Once you have repotted the aloe plant to the right pot, with well draining soil, and you have established the optimal watering frequency for the new conditions, then the aloe plant should show signs of recovery in the next few weeks.
If the aloe leaves continue to droop and develop brown, mushy areas, then consider propagating the aloe’s leaves from cuttings or any off setts as brown mushy areas indicate root rot.
(Read my article, how to revive a dying aloe vera plant).
- The reason for a drooping aloe plant is usually because a lack of sunlight. Aloe plants need direct sunlight. If the aloe is in too much shade the leaves grow weak and long towards the direction of the brightest light. The aloe’s leaves then droop down under their own weight.

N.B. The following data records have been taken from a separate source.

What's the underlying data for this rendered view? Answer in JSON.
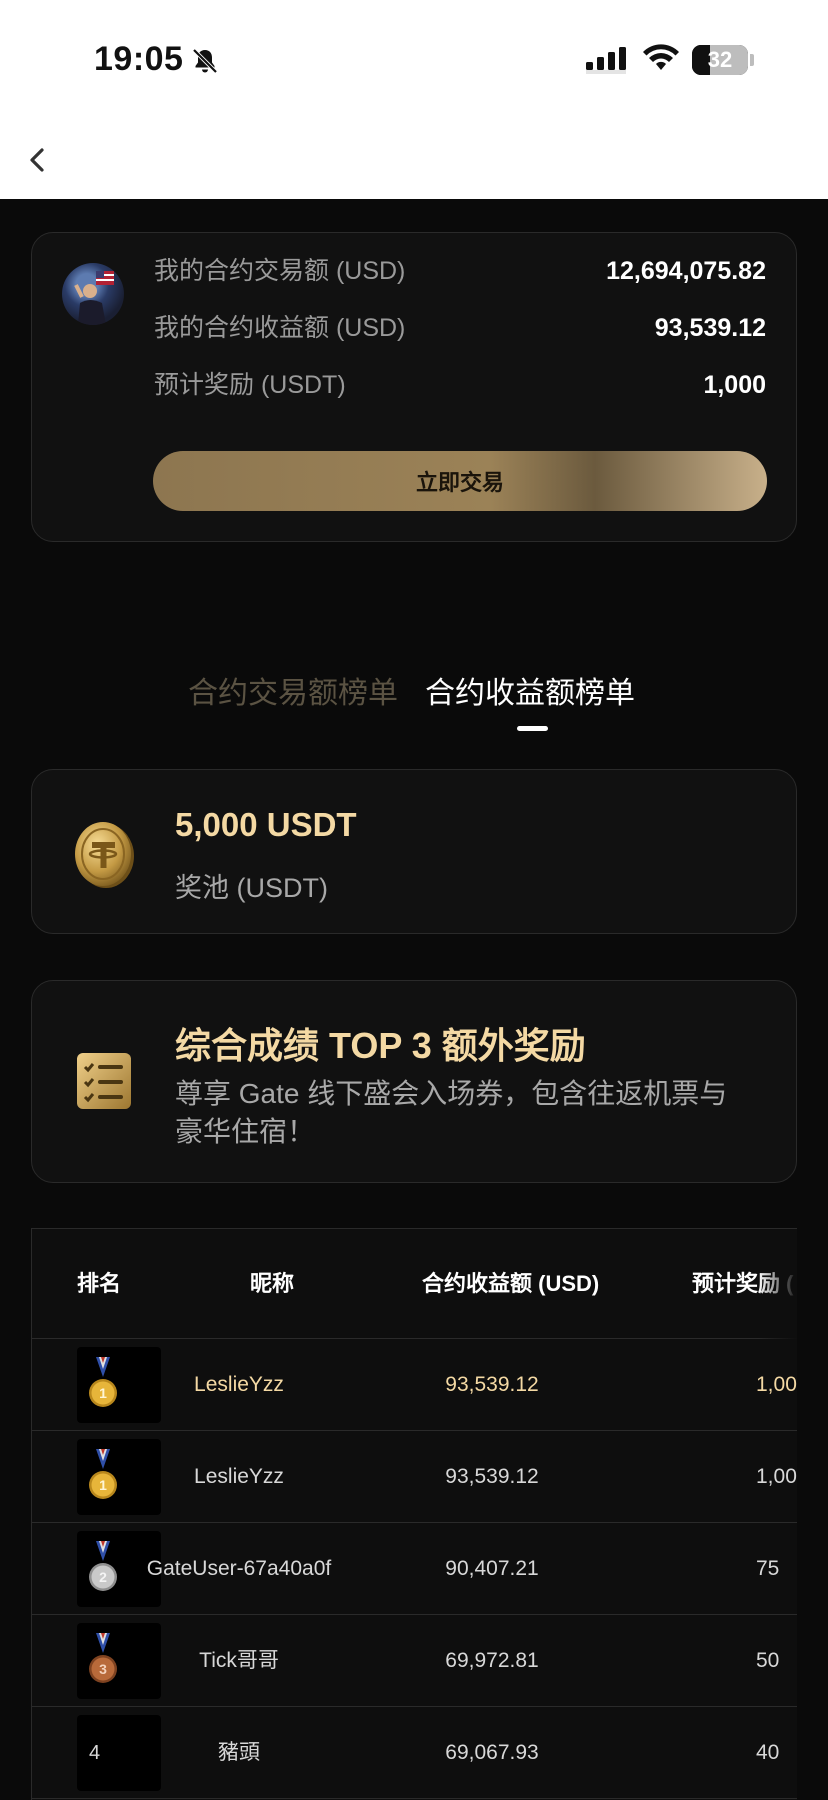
{
  "status_bar": {
    "time": "19:05",
    "battery": "32"
  },
  "summary": {
    "rows": [
      {
        "label": "我的合约交易额 (USD)",
        "value": "12,694,075.82"
      },
      {
        "label": "我的合约收益额 (USD)",
        "value": "93,539.12"
      },
      {
        "label": "预计奖励 (USDT)",
        "value": "1,000"
      }
    ],
    "trade_button": "立即交易"
  },
  "tabs": [
    {
      "label": "合约交易额榜单",
      "active": false
    },
    {
      "label": "合约收益额榜单",
      "active": true
    }
  ],
  "pool": {
    "amount": "5,000 USDT",
    "label": "奖池 (USDT)"
  },
  "bonus": {
    "title": "综合成绩 TOP 3 额外奖励",
    "description": "尊享 Gate 线下盛会入场券，包含往返机票与豪华住宿！"
  },
  "table": {
    "headers": [
      "排名",
      "昵称",
      "合约收益额 (USD)",
      "预计奖励 ("
    ],
    "rows": [
      {
        "rank": "1",
        "medal": "gold",
        "nickname": "LeslieYzz",
        "profit": "93,539.12",
        "reward": "1,00",
        "highlight": true
      },
      {
        "rank": "1",
        "medal": "gold",
        "nickname": "LeslieYzz",
        "profit": "93,539.12",
        "reward": "1,00",
        "highlight": false
      },
      {
        "rank": "2",
        "medal": "silver",
        "nickname": "GateUser-67a40a0f",
        "profit": "90,407.21",
        "reward": "75",
        "highlight": false
      },
      {
        "rank": "3",
        "medal": "bronze",
        "nickname": "Tick哥哥",
        "profit": "69,972.81",
        "reward": "50",
        "highlight": false
      },
      {
        "rank": "4",
        "medal": "",
        "nickname": "豬頭",
        "profit": "69,067.93",
        "reward": "40",
        "highlight": false
      }
    ]
  },
  "colors": {
    "accent_gold": "#f4d9a4",
    "background": "#0a0a0a",
    "card": "#111111",
    "muted_text": "#9a9a9a"
  }
}
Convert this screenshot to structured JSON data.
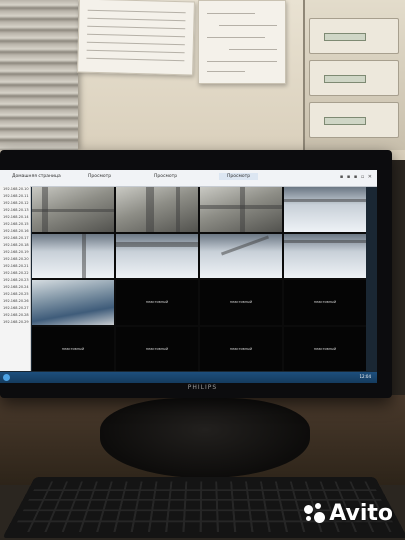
{
  "photo": {
    "monitor_brand": "PHILIPS",
    "watermark": "Avito"
  },
  "app": {
    "tabs": [
      {
        "label": "Домашняя страница"
      },
      {
        "label": "Просмотр"
      },
      {
        "label": "Просмотр"
      },
      {
        "label": "Просмотр"
      }
    ],
    "sidebar_items": [
      "192.168.20.10",
      "192.168.20.11",
      "192.168.20.12",
      "192.168.20.13",
      "192.168.20.14",
      "192.168.20.15",
      "192.168.20.16",
      "192.168.20.17",
      "192.168.20.18",
      "192.168.20.19",
      "192.168.20.20",
      "192.168.20.21",
      "192.168.20.22",
      "192.168.20.23",
      "192.168.20.24",
      "192.168.20.25",
      "192.168.20.26",
      "192.168.20.27",
      "192.168.20.28",
      "192.168.20.29"
    ],
    "empty_cell_text": "неактивный",
    "taskbar_clock": "12:04"
  }
}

- Aloe leaves turn brown and droopy due to overwatering. Aloe plants need the soil to dry out between each watering. If the aloe’s potting soil is consistently damp, then the aloe develops root rot which turns the leaves brown and mushy with a drooping appearance.
- Usually, aloe leaves droop after repotting because the pot is too big which causes the soil to dry out at a slower rate and causes root rot. Larger pots contains more soil and therefore retain more moisture. If the roots are in damp soil for too long, the aloe plant leaves droop.
- To fix a drooping aloe, locate the aloe in some direct sunlight, repot the aloe in well draining potting, reduce watering frequency so that the aloe’s soil dries out between each watering and cut away any drooping leaves that do not recover with a sharp pair of pruners.